Courts’ Approach

Court challenges to arbitration decisions based on dispositive motions have, with few exceptions, failed. Such challenges frequently assert that an arbitrator erred by denying a claimant an evidentiary hearing, and rely on such factors as the importance of hearings in arbitration, the weakness of affidavits as a basis for granting summary judgment and the importance of being able to present live testimony.

In upholding arbitration decisions based on dispositive motions, courts frequently refer to the history of federal courts affirming arbitration awards where the arbitrator ruled on a motion for summary judgment. Where an arbitration agreement authorizes the filing of a summary judgment motion, courts will often see no need to do more than point out the existence of the provision allowing such motions.

In In the Matter of Arbitration Between Griffin Indus. Inc. and Petrojam Ltd., 58 F. Supp. 2d 212, 220 (S.D.N.Y. 1999), the court declared that under the FAA, “arbitrators are not compelled to conduct hearings in every case.” The U.S. Court of Appeals for the Sixth Circuit, in Louisiana D. Brown 1992 Irrevocable Trust v. Peabody Coal Co., 2000 U.S. App. LEXIS 1909, *17 (6th Cir.), denied a challenge to a grant of summary judgment and declared that “the standard of review of arbitration decisions is merely whether a party to arbitration has been denied a fundamentally fair hearing” and that “[f]undamental fairness requires only notice, an opportunity to present relevant and material evidence and arguments to the arbitrators, and an absence of bias on the part of the arbitrators.”

A California appellate court succinctly summarized the view of most federal and state courts to consider challenges to arbitration decisions based on granting dispositive motions.
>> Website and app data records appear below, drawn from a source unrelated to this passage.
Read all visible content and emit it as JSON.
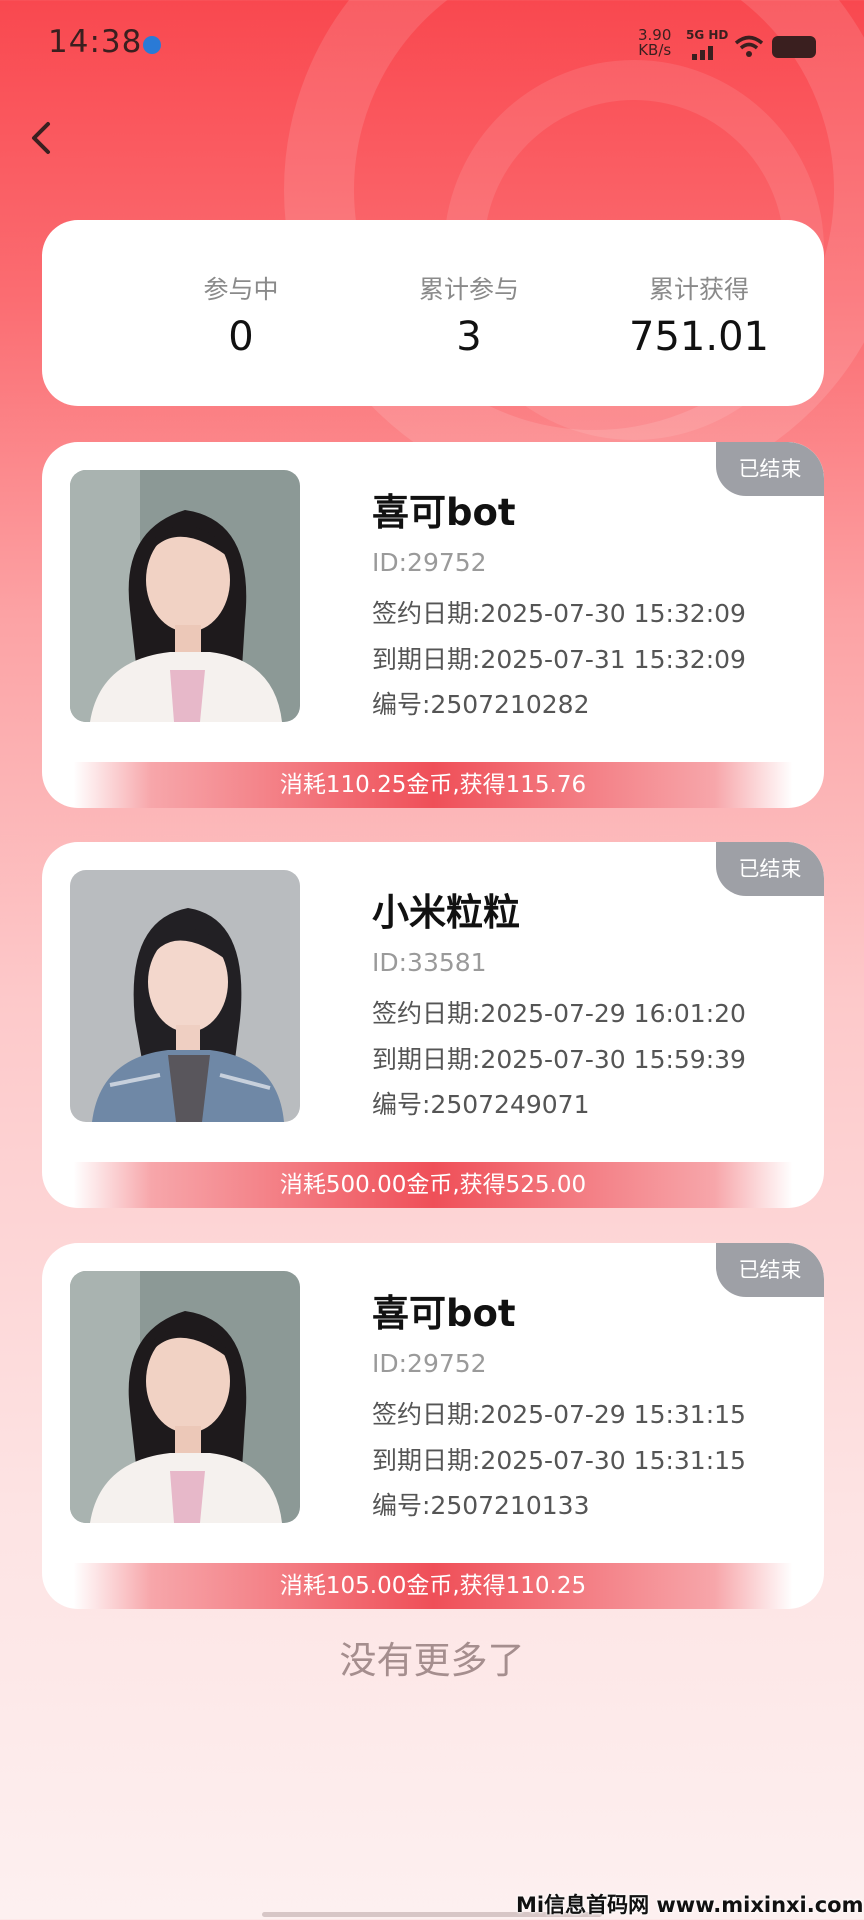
{
  "status_bar": {
    "time": "14:38",
    "net_speed": "3.90",
    "net_unit": "KB/s",
    "net_badge": "5G HD"
  },
  "summary": {
    "items": [
      {
        "label": "参与中",
        "value": "0"
      },
      {
        "label": "累计参与",
        "value": "3"
      },
      {
        "label": "累计获得",
        "value": "751.01"
      }
    ]
  },
  "records": [
    {
      "status": "已结束",
      "name": "喜可bot",
      "id": "ID:29752",
      "sign_date": "签约日期:2025-07-30 15:32:09",
      "expire_date": "到期日期:2025-07-31 15:32:09",
      "number": "编号:2507210282",
      "result": "消耗110.25金币,获得115.76"
    },
    {
      "status": "已结束",
      "name": "小米粒粒",
      "id": "ID:33581",
      "sign_date": "签约日期:2025-07-29 16:01:20",
      "expire_date": "到期日期:2025-07-30 15:59:39",
      "number": "编号:2507249071",
      "result": "消耗500.00金币,获得525.00"
    },
    {
      "status": "已结束",
      "name": "喜可bot",
      "id": "ID:29752",
      "sign_date": "签约日期:2025-07-29 15:31:15",
      "expire_date": "到期日期:2025-07-30 15:31:15",
      "number": "编号:2507210133",
      "result": "消耗105.00金币,获得110.25"
    }
  ],
  "footer": {
    "no_more": "没有更多了",
    "watermark": "Mi信息首码网 www.mixinxi.com"
  },
  "colors": {
    "accent": "#ef4f58",
    "badge": "#9ea0a6"
  },
  "icons": [
    "back-arrow-icon",
    "location-dot-icon",
    "signal-icon",
    "wifi-icon",
    "battery-icon"
  ]
}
In Latham & Watkins v. Ess Tech., 2011 Cal. App. LEXIS 3759, *14 (California Ct. of Appeal, 1st District), the court concluded that “a hearing does not necessarily include an opportunity to present live testimony or be subject to cross examination.”


Arbitrators to date have been reluctant to grant dispositive motions, although they often are allowed. Some arbitrators have approved requests to engage in such motion practice, but only after a hearing has been held. In view of the widespread use of such motions in federal court, however, that may change. Arbitrators today are probably more likely to entertain and grant such motions than they were 20 or even 10 years ago.

At the same time, it is difficult to deny that the arguments made by some that dispositive motions are inappropriate in arbitration do not have some merit. Certainly, one of the reasons that secret, private proceedings with essentially no right to appeal are seen as legitimate is that they do assure claimants a full and fair opportunity to present their cases in hearings. One sensible compromise may be for FINRA’s rule confining dispositive motions to cases where there is a release, the movant is not connected to the conduct in dispute or the claim has been previously litigated to be more widely adopted. Doing so would assure that most cases are decided on the evidence presented at a hearing while providing a mechanism for those lacking in merit to be disposed of at an earlier stage.

Geoffrey A. Mort is of counsel at Kraus & Zuchlewski.